Toyota official warns against dumping conventional vehicles for EVs too soon

The charge of electric vehicles (EVs) is gaining momentum in many parts across the world with several manufacturers scampering to offer their first model or expand their lineup of battery-powered mobility options. From cycles to two-wheelers and cars, the rate of adoption for such vehicles is rising gradually and conventional combustion engine-powered vehicles are feeling the proverbial heat. But will confining fossil-fuel-powered vehicles to pages of history too soon have no real implications for how the world travels.

A top Toyota scientist has expressed concerns over letting go off of combustion engine-powered vehicles too soon, saying the EV industry may not be able to handle the consequent rise in demand for battery-powered mobility options. Gill Pratt, Toyota’s chief scientist, told reporters in Japan recently that it will take quite some time for materials needed for EVs to be available in the quantity required by a world where EVs are an overwhelming majority.

Toyota has been comparatively slow in setting its EV plans into motion although it was one of the first to have an EV in its portfolio - the Prius. But while the Japanese auto giant has showcased its bZ4X electric SUV, it firmly believes in hybrids to be a viable stepping stone. ““Eventually, resource limitations will end, but for many years we will not have enough battery material and renewable recharging resources for a BEV-only solution," Pratt said. "Battery materials and renewable charging infrastructure will eventually be plentiful. But it will take decades for battery material mines, renewable power generation facilities, transmission lines and seasonal energy storage facilities to scale up."

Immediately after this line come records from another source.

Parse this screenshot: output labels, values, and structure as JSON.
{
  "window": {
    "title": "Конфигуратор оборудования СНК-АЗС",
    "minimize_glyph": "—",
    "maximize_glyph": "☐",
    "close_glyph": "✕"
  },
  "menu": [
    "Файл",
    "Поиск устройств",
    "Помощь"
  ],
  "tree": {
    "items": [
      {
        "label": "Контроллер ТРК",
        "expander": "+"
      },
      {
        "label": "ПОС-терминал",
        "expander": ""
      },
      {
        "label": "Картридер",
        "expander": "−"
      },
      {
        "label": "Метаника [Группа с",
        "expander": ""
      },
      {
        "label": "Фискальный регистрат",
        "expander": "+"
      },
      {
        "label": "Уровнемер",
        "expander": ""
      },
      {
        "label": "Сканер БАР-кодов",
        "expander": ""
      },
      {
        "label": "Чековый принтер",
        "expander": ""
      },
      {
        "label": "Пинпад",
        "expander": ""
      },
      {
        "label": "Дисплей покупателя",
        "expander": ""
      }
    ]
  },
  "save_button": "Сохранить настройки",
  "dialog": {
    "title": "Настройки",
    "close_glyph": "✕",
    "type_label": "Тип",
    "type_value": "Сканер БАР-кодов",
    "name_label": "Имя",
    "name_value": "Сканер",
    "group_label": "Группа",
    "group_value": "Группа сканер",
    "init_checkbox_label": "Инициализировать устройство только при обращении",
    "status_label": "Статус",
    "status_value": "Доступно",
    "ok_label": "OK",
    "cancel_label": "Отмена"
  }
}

Toyota is the world's largest car maker in terms of sales. But its tepid steps in the world of EVs have allowed rivals like Tesla to march ahead. Instead, the company has been underlining the need to have a diverse product portfolio, even dabbling with fuel-cell technology. Now, the company is targeting annual sales of 1.5 million fully-electric units by 2026 on the back of 10 new all-electric models.

Will the much-needed EV push come at the cost of conventional and hybrid models or will Toyota continue to push for a diverse product portfolio remains to be seen.

Disclaimer: This Article is auto-generated from the HT Auto news service.